* [RECORD SET]:
-- Opening Marker --

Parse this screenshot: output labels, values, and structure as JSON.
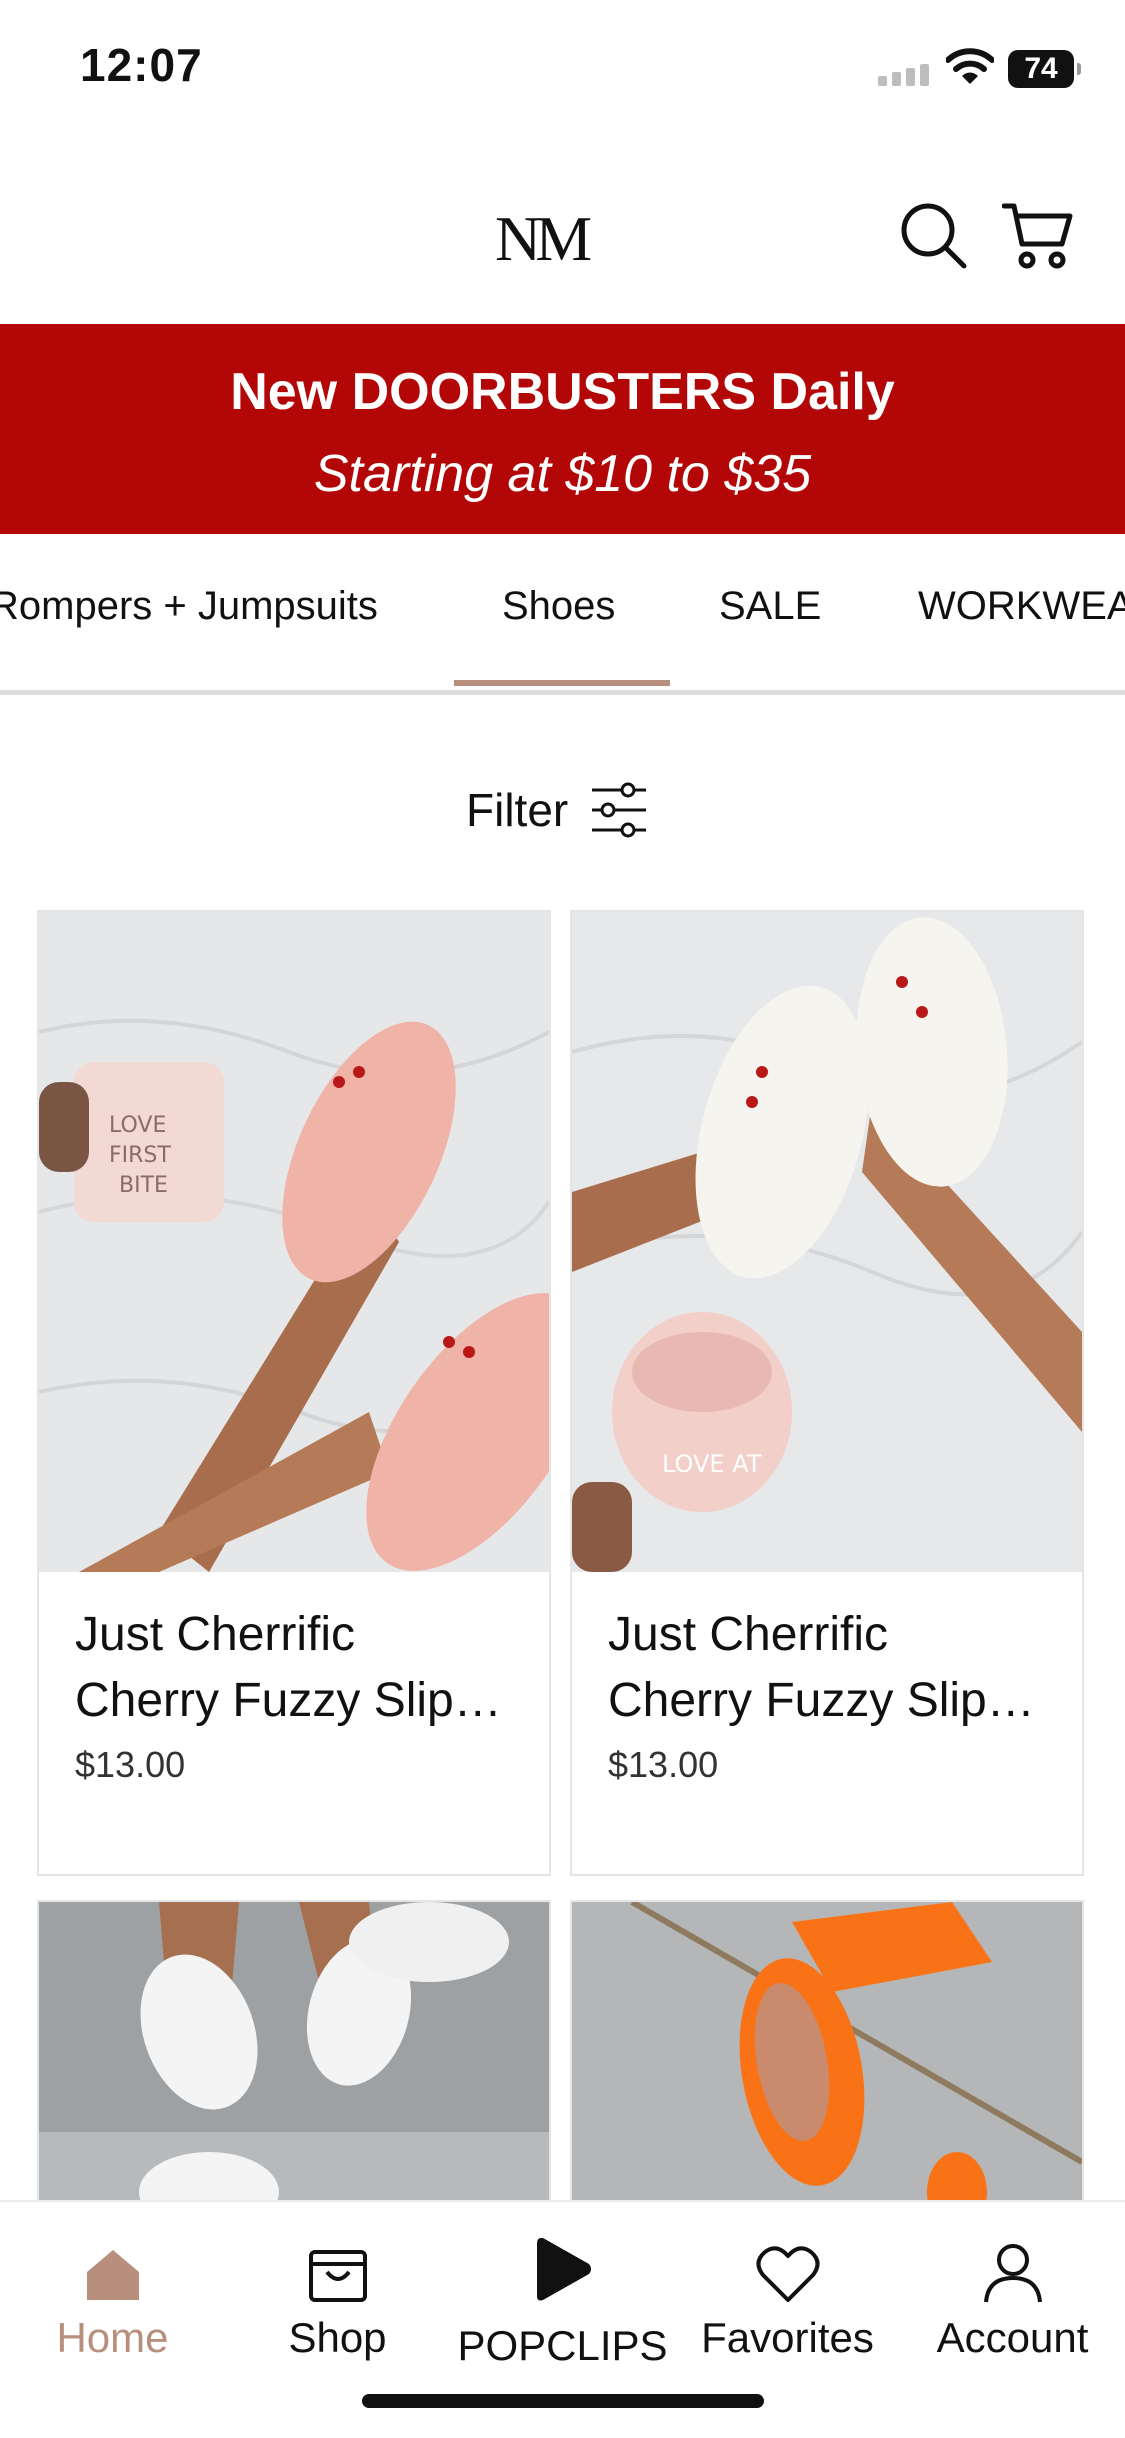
{
  "status_bar": {
    "time": "12:07",
    "battery": "74"
  },
  "header": {
    "logo": "NM",
    "logo_mark": "."
  },
  "promo": {
    "line1": "New DOORBUSTERS Daily",
    "line2": "Starting at $10 to $35"
  },
  "categories": {
    "tabs": [
      {
        "label": "Rompers + Jumpsuits"
      },
      {
        "label": "Shoes",
        "active": true
      },
      {
        "label": "SALE"
      },
      {
        "label": "WORKWEAR"
      }
    ]
  },
  "filter": {
    "label": "Filter"
  },
  "products": [
    {
      "name_line1": "Just Cherrific",
      "name_line2": "Cherry Fuzzy Slip…",
      "price": "$13.00",
      "slipper_color": "#f0b3a8"
    },
    {
      "name_line1": "Just Cherrific",
      "name_line2": "Cherry Fuzzy Slip…",
      "price": "$13.00",
      "slipper_color": "#f6f4ef"
    },
    {
      "slipper_color": "#f4f4f4"
    },
    {
      "slipper_color": "#f97316"
    }
  ],
  "bottom_nav": {
    "items": [
      {
        "label": "Home",
        "icon": "home-icon",
        "active": true
      },
      {
        "label": "Shop",
        "icon": "shopping-bag-icon"
      },
      {
        "label": "POPCLIPS",
        "icon": "play-icon"
      },
      {
        "label": "Favorites",
        "icon": "heart-icon"
      },
      {
        "label": "Account",
        "icon": "person-icon"
      }
    ]
  },
  "colors": {
    "brand_red": "#b30606",
    "accent_tan": "#b88f7d"
  }
}
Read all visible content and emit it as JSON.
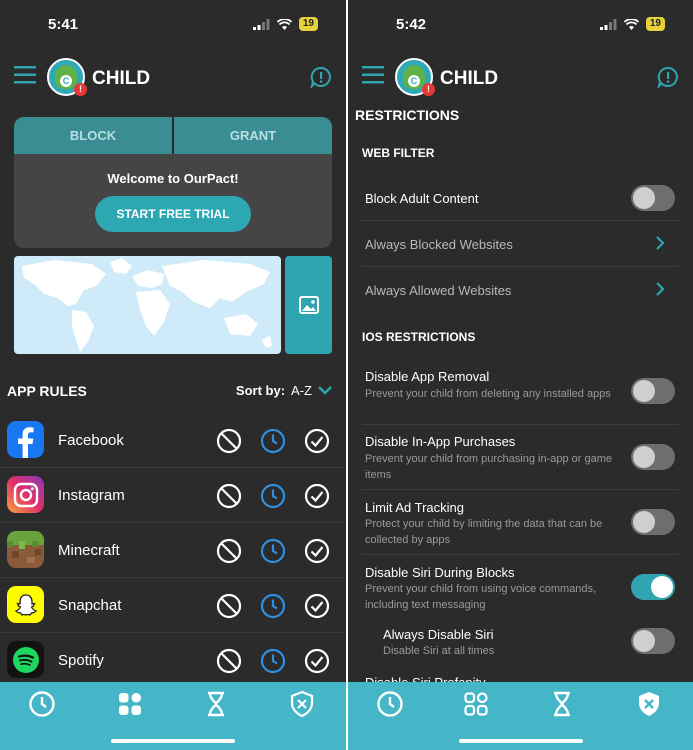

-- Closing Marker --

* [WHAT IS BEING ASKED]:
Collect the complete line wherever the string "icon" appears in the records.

* [TASK ANSWER]:
        "icon": "home-icon",
        "icon": "shopping-bag-icon"
        "icon": "play-icon"
        "icon": "heart-icon"
        "icon": "person-icon"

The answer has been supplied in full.